> _Data_:

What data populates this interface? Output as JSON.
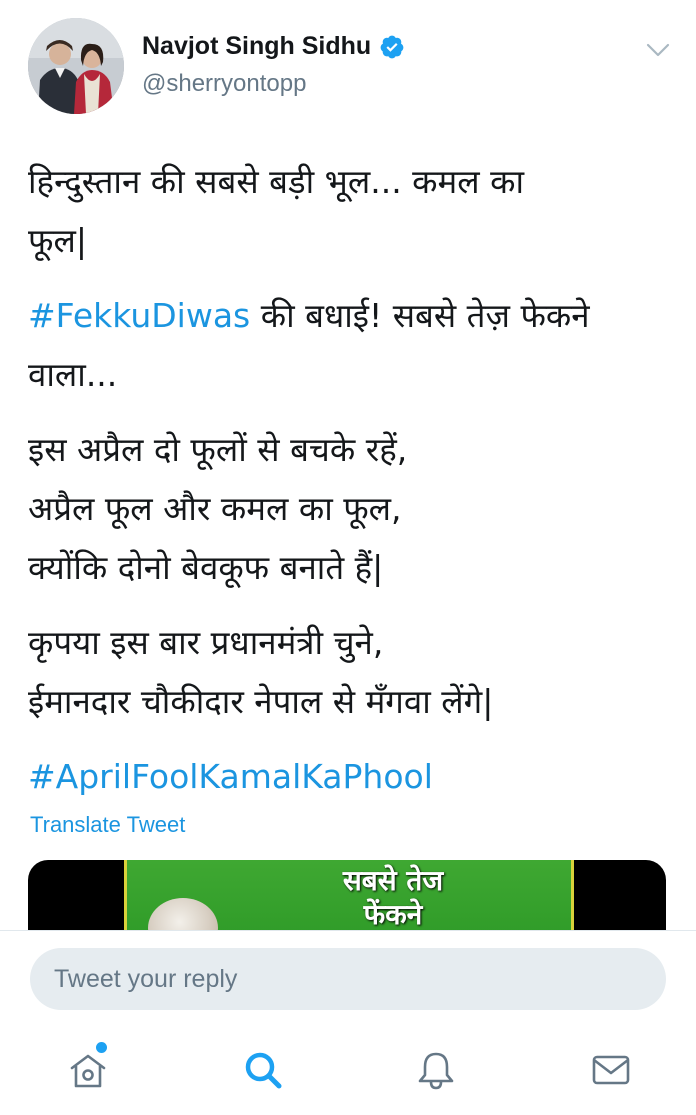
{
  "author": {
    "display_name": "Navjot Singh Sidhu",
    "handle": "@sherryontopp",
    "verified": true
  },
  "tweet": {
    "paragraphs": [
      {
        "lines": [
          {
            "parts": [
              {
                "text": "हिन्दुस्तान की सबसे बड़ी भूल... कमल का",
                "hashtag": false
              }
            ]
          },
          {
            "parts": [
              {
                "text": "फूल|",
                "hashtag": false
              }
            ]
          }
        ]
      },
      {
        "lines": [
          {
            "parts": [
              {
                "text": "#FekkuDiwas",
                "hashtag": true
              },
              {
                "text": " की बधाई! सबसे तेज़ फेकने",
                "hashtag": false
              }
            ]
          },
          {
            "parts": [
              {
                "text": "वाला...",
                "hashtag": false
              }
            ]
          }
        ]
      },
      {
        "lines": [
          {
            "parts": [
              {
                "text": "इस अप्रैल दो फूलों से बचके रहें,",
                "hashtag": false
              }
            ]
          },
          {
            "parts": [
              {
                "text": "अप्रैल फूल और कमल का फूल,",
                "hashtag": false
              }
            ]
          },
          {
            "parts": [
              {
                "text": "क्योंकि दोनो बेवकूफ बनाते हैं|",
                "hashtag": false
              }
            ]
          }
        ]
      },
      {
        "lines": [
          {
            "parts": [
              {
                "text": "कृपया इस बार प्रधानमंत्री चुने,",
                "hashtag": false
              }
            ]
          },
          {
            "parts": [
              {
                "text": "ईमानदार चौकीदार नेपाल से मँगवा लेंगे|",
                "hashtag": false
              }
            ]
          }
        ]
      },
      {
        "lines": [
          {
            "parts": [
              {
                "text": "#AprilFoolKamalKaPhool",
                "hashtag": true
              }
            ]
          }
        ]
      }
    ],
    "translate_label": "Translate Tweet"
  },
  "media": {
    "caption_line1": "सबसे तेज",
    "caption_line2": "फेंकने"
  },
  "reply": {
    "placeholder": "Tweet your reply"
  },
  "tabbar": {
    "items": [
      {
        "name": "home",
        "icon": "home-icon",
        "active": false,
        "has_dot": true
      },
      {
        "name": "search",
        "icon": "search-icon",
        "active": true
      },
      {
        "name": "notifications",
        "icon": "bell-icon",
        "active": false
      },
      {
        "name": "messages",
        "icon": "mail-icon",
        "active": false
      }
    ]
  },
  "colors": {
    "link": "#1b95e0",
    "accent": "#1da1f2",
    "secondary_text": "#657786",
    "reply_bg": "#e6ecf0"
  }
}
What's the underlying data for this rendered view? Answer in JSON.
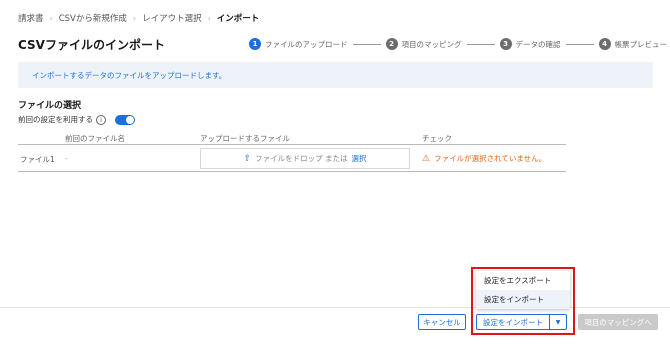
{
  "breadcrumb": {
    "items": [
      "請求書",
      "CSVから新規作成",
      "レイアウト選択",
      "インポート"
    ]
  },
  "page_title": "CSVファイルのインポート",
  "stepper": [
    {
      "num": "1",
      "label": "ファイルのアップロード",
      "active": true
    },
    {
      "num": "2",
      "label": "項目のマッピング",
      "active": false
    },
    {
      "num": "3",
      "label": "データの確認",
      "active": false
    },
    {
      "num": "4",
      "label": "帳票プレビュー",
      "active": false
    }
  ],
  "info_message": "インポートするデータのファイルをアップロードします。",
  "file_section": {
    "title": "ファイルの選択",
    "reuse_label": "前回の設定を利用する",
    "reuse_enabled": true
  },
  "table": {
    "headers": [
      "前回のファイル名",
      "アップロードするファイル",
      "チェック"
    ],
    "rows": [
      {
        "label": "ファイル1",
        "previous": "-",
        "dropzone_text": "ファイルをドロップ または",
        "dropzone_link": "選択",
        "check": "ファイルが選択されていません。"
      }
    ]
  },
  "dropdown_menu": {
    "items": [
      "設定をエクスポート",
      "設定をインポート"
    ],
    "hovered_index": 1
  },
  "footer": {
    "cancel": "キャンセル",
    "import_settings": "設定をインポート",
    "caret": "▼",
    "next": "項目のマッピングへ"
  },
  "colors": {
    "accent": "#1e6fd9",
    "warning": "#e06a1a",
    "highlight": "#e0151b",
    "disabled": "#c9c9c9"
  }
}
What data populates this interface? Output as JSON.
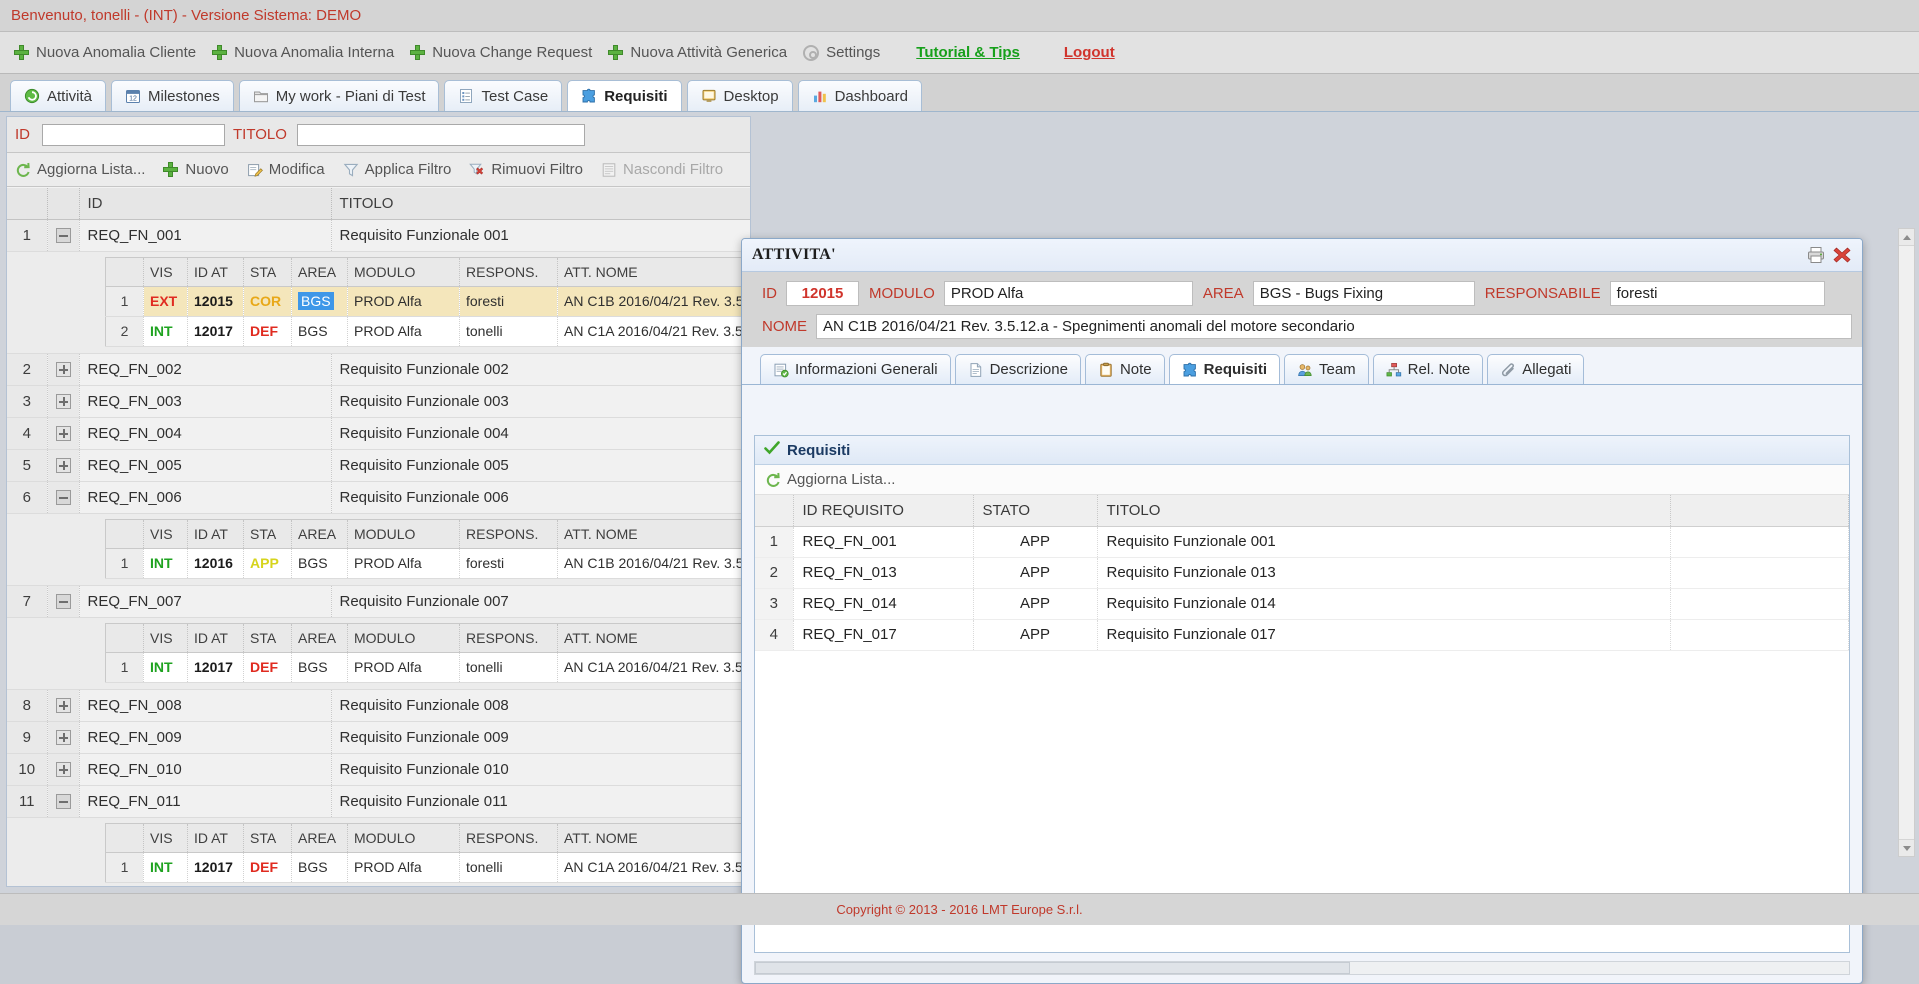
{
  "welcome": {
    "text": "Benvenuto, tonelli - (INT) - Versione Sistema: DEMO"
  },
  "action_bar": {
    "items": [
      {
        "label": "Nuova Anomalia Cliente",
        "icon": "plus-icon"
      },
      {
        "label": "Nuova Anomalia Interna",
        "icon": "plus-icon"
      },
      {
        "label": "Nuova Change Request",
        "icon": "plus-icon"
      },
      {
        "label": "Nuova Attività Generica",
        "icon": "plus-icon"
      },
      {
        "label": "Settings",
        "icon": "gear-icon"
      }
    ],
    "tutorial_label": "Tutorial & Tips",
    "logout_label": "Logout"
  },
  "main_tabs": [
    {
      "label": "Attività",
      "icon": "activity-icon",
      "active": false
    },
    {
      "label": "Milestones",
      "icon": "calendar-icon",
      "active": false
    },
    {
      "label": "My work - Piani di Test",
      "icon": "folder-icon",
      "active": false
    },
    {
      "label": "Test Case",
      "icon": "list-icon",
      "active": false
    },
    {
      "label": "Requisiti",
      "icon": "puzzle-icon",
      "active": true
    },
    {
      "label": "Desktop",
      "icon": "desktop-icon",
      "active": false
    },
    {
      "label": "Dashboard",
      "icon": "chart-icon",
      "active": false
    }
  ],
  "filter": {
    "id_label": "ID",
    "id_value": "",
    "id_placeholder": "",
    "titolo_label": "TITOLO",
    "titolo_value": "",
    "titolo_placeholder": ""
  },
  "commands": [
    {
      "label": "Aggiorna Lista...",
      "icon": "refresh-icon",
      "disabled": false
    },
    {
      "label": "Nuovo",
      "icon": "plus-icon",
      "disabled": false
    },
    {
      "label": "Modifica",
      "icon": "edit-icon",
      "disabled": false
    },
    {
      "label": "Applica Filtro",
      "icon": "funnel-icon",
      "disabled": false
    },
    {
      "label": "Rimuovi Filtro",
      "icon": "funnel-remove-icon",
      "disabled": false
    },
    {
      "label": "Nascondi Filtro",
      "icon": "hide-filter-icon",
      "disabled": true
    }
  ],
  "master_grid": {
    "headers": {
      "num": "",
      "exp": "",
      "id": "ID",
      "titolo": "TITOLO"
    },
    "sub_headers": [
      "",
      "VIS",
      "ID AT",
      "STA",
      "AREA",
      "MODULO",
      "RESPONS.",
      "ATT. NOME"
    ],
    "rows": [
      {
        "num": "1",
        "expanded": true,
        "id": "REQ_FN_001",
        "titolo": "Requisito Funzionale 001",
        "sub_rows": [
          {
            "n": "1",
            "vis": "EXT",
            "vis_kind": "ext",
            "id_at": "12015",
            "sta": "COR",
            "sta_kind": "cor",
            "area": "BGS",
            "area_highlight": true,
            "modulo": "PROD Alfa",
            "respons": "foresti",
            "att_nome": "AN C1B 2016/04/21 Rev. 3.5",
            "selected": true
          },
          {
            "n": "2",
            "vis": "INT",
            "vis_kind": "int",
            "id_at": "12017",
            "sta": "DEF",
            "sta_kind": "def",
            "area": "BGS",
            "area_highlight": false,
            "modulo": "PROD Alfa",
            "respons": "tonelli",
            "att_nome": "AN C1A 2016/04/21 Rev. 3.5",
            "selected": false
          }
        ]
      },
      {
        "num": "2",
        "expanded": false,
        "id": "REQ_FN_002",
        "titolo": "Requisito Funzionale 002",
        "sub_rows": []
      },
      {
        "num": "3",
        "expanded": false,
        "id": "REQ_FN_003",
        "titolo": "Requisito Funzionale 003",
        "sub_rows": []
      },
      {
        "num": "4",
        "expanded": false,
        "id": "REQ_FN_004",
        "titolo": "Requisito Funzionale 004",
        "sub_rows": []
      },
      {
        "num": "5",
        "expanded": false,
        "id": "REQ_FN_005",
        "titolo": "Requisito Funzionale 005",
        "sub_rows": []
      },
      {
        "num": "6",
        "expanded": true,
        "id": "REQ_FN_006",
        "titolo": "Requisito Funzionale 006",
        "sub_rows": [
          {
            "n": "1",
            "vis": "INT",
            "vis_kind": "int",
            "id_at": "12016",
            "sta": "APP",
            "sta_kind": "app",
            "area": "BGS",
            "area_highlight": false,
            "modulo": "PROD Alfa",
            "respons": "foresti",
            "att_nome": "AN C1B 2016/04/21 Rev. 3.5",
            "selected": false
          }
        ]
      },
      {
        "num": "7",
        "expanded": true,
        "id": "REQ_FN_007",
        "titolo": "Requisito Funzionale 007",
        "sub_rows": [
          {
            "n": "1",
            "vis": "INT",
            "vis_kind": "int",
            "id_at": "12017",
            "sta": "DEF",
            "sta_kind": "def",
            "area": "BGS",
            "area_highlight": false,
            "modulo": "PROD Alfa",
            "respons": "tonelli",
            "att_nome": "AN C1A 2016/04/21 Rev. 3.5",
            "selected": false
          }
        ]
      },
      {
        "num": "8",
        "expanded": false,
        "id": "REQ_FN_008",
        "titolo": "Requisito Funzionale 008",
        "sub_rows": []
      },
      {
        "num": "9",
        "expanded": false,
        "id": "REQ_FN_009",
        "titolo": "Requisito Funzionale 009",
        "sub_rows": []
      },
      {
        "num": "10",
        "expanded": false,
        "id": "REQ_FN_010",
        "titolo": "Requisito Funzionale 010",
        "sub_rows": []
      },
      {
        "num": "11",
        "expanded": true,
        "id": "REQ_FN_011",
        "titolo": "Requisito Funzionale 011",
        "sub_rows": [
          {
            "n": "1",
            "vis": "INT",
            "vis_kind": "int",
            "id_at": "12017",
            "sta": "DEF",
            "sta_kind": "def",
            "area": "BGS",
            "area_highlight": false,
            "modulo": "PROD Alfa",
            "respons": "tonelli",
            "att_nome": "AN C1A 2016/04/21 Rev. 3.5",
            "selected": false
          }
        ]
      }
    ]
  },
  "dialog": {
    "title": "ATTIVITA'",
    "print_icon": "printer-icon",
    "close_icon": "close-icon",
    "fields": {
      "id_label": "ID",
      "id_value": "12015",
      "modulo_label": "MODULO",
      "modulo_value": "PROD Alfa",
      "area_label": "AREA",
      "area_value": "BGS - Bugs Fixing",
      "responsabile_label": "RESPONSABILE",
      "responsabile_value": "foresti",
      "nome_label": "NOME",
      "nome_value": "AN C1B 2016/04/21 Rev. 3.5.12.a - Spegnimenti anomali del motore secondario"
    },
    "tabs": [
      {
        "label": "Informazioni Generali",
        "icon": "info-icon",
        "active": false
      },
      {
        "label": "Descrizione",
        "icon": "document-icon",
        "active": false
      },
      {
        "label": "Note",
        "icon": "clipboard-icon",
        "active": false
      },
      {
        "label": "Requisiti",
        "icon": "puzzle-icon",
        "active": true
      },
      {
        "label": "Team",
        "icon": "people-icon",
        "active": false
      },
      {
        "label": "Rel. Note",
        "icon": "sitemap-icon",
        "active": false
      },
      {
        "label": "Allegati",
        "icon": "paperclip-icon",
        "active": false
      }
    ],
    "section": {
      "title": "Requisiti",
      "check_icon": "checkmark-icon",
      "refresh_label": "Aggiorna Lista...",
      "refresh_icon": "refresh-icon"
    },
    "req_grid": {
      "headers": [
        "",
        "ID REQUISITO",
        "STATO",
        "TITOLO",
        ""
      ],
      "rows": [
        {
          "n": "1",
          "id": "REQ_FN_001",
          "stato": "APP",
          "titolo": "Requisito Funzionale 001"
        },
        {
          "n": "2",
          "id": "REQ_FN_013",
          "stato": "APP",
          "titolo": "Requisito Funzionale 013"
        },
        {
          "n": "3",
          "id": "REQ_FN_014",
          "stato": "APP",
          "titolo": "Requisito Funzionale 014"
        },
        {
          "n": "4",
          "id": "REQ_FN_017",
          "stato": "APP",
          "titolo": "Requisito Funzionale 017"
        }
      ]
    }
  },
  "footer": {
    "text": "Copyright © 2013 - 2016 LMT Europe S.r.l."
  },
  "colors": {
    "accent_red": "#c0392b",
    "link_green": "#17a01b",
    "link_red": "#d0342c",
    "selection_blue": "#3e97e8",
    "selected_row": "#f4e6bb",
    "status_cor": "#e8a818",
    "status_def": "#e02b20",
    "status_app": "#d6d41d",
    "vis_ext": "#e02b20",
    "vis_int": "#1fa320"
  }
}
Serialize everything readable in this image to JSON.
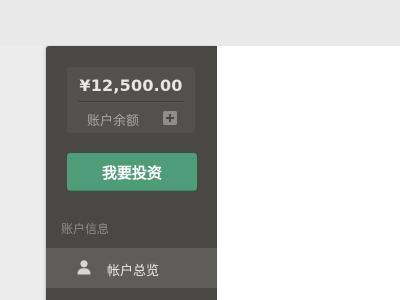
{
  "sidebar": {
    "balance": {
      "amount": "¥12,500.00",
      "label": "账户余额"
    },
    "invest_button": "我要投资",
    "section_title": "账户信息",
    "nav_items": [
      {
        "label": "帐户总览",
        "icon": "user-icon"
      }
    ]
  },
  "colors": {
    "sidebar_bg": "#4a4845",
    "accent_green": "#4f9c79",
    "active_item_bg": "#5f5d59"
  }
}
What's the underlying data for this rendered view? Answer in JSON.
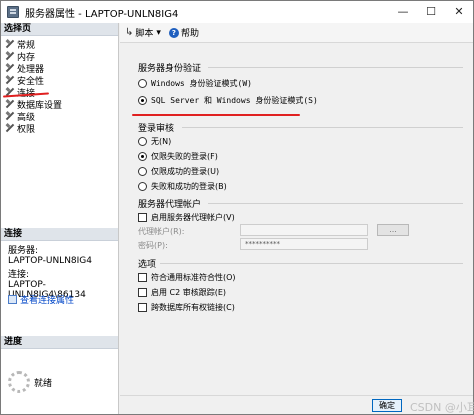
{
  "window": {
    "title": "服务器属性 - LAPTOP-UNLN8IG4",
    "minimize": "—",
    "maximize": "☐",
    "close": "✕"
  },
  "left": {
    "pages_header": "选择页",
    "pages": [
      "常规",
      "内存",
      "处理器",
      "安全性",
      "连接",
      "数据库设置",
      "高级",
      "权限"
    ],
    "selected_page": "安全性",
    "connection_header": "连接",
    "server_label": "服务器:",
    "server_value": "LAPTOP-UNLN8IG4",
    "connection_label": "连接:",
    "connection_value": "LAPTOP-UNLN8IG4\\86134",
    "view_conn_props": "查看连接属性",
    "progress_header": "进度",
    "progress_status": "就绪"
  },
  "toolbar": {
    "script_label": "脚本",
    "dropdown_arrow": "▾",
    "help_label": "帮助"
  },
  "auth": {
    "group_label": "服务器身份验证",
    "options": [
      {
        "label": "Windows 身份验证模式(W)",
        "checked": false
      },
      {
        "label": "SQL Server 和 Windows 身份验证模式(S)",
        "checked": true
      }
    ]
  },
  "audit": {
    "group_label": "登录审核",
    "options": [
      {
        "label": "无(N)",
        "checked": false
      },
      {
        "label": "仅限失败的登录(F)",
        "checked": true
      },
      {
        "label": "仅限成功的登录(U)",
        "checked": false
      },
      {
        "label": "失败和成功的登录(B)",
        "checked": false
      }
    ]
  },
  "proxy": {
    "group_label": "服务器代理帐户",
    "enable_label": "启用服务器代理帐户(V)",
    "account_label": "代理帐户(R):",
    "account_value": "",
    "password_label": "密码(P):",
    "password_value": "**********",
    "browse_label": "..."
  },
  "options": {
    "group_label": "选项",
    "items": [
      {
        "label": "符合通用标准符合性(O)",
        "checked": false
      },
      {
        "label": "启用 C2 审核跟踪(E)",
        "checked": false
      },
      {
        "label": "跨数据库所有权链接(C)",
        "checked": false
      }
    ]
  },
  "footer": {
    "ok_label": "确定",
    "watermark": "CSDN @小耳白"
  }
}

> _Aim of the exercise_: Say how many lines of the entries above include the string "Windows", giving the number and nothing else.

> _Response area_: 2